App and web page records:
::::::::

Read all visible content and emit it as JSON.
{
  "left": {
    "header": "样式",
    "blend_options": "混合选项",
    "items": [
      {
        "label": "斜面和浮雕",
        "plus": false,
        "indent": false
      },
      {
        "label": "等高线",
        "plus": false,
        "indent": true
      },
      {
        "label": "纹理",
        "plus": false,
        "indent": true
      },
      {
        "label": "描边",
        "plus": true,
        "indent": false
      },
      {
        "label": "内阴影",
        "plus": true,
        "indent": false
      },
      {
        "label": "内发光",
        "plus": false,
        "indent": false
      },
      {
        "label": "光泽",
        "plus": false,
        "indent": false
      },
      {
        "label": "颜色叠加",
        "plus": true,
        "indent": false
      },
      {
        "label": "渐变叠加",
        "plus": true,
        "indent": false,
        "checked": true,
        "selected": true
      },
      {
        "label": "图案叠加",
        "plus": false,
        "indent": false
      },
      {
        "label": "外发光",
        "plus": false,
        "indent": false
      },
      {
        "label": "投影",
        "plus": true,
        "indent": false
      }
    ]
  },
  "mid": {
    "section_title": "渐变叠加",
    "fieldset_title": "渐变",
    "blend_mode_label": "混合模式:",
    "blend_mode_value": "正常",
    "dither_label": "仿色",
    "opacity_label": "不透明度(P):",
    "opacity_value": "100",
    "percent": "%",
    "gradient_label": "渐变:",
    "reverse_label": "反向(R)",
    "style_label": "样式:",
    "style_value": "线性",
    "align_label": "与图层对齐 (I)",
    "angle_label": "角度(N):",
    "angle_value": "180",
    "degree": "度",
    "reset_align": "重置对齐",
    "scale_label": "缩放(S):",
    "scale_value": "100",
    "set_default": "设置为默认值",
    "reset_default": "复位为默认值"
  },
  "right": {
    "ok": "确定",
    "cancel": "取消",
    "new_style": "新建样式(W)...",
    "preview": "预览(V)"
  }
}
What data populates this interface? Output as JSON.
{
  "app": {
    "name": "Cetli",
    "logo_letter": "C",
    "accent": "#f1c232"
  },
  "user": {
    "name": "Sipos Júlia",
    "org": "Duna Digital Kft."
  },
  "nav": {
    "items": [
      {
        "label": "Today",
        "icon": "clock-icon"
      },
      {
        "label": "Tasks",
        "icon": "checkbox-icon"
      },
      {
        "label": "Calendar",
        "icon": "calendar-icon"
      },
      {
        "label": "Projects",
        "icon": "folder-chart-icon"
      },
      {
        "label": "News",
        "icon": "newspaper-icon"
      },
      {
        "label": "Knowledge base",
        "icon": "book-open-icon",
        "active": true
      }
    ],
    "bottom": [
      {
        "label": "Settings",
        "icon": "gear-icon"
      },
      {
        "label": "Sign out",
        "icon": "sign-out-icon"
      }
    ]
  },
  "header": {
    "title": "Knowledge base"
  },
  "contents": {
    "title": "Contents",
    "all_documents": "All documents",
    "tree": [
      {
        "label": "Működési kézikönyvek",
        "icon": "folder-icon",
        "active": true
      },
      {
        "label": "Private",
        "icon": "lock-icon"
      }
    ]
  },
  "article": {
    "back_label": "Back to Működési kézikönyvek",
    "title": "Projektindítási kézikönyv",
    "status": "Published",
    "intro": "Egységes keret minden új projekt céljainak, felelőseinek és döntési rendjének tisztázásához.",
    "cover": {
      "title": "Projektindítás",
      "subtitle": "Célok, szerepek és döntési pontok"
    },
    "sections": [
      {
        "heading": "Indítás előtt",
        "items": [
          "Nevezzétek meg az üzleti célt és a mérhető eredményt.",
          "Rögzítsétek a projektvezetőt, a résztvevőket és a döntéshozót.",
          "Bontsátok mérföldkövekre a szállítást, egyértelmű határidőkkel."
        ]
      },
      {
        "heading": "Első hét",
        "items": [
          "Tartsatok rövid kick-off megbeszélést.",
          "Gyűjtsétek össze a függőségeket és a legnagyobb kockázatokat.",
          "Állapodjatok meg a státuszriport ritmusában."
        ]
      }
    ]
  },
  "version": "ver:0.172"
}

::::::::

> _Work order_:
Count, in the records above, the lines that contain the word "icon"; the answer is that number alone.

> _Result below_:
10